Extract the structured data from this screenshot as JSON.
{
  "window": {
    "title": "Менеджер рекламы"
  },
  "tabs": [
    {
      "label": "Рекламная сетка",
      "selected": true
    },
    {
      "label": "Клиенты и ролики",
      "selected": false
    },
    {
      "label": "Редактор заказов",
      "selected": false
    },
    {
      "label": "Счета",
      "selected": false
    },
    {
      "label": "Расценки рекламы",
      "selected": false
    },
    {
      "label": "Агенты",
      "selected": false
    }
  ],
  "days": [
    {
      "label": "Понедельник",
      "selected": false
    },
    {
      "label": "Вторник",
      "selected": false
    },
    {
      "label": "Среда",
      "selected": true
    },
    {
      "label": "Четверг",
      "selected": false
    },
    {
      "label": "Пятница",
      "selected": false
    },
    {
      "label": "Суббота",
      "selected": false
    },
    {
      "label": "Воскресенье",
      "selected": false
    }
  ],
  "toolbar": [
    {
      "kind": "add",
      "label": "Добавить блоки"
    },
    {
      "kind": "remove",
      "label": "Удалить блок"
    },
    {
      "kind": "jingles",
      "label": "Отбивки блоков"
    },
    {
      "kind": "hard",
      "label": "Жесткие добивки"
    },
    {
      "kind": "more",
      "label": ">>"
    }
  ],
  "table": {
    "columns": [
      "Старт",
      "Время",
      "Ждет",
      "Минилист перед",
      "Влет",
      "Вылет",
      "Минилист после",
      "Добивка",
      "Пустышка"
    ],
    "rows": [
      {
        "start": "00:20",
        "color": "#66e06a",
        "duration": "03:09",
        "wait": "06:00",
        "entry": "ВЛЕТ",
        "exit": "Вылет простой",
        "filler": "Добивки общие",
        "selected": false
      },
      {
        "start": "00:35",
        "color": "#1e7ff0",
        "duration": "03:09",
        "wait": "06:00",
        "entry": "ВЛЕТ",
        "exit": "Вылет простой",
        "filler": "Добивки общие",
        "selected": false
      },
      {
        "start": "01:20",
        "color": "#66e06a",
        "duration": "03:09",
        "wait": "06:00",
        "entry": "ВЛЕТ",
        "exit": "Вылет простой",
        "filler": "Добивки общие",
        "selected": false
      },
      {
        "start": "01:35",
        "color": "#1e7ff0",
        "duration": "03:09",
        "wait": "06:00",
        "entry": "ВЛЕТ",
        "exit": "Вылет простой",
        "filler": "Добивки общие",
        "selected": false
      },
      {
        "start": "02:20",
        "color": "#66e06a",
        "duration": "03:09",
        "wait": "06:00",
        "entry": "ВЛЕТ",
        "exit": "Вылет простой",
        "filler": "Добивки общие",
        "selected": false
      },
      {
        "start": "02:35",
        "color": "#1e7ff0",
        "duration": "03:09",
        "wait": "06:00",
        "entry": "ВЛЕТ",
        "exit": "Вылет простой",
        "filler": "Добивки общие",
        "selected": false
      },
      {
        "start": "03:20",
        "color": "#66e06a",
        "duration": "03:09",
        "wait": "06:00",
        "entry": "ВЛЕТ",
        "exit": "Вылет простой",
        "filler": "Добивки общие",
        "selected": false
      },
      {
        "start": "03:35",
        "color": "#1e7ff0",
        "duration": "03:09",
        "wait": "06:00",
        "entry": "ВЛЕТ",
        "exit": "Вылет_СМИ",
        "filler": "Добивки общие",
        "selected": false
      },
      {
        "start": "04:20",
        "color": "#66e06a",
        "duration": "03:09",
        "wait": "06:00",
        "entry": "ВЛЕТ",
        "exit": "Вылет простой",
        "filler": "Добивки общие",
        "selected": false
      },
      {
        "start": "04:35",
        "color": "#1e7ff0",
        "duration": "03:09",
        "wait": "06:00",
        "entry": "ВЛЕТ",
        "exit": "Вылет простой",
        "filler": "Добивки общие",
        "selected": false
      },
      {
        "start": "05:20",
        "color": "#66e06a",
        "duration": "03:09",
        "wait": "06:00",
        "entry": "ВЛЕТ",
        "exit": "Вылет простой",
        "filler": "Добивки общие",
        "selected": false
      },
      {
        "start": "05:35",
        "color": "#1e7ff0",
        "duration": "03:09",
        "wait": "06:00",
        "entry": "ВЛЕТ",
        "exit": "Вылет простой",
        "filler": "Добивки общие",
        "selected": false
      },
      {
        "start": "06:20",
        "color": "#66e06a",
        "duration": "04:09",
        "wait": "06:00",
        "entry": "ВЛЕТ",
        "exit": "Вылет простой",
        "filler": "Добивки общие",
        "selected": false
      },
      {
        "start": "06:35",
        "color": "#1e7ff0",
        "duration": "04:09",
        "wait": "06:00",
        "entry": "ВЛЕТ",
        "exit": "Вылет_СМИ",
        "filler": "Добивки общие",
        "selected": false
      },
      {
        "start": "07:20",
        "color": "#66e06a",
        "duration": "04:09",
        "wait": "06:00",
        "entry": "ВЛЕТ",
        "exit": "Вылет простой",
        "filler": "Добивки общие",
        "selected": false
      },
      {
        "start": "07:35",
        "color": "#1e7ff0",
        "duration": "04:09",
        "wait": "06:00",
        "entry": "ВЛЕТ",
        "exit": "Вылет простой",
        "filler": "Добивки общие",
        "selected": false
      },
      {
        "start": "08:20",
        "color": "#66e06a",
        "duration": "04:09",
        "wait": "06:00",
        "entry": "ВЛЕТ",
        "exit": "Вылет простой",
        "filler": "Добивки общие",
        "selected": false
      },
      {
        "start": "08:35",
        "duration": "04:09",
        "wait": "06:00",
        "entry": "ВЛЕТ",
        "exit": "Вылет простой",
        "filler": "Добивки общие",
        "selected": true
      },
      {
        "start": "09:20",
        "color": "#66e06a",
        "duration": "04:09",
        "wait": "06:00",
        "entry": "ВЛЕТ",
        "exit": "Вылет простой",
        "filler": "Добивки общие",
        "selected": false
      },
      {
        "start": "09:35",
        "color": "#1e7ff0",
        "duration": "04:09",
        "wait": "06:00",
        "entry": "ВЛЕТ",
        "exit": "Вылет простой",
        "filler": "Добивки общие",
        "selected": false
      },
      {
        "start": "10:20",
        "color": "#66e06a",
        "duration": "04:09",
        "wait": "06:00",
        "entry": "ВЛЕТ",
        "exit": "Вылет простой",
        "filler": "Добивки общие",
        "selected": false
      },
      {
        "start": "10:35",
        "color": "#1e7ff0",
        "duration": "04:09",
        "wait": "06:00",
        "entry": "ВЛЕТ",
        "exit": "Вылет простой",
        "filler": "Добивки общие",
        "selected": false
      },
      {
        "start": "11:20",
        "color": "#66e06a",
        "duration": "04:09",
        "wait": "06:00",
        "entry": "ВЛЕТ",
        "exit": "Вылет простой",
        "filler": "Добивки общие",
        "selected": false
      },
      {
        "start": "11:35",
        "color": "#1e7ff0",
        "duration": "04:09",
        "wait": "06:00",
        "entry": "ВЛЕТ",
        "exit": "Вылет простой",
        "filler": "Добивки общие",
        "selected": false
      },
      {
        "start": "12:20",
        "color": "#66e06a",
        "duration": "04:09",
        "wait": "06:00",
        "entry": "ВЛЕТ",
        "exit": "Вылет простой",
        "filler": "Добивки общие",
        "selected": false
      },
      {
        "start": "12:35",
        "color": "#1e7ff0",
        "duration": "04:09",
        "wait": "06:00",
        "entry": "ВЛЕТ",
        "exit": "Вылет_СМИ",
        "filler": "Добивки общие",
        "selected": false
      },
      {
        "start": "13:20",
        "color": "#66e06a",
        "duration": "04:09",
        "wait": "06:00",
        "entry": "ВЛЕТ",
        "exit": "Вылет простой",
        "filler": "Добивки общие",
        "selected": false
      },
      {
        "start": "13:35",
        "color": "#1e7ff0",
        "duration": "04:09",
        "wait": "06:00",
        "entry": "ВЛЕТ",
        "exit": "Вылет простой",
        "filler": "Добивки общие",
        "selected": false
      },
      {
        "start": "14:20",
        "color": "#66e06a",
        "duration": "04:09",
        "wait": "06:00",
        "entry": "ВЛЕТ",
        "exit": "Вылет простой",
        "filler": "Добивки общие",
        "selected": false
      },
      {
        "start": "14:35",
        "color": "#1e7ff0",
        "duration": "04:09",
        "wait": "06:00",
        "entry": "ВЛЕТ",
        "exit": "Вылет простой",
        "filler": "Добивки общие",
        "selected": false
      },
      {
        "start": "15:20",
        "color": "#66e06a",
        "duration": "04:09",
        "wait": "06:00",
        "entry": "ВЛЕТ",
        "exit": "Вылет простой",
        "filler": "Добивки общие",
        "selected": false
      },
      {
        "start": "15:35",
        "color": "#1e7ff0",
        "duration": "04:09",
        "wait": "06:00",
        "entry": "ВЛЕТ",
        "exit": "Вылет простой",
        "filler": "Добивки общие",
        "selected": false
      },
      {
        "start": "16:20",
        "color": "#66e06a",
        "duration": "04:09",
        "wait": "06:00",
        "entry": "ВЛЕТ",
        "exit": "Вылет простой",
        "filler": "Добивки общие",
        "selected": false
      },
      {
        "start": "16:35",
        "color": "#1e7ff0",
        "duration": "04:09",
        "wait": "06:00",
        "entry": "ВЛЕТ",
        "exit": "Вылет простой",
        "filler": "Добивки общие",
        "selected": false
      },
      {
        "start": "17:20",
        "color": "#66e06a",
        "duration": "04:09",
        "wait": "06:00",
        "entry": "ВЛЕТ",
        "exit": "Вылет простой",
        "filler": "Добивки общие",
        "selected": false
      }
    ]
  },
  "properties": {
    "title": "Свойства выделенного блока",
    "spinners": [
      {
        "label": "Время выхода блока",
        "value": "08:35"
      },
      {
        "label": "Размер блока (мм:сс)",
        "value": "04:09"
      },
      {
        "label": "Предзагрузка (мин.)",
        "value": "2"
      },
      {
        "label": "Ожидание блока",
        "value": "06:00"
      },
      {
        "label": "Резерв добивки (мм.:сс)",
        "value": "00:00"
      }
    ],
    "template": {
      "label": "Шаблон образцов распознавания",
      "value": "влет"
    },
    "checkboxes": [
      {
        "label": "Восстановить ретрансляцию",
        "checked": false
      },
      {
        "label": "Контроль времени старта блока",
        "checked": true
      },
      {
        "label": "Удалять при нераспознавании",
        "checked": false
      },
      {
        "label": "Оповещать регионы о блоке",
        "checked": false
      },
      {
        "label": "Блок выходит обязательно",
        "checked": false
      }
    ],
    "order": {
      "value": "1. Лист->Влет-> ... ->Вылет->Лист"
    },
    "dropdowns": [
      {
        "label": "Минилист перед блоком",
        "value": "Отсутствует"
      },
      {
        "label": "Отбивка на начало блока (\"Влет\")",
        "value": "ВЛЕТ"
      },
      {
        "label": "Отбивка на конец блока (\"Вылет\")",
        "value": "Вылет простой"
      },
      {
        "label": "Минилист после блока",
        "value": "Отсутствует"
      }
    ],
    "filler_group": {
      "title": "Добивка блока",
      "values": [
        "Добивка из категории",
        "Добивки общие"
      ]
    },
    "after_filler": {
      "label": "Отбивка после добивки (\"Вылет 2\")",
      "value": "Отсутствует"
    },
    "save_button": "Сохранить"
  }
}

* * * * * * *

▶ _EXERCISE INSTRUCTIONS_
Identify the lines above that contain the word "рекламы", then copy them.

▶ _RESPONSE TO THE TASK_
    "title": "Менеджер рекламы"
      "label": "Расценки рекламы",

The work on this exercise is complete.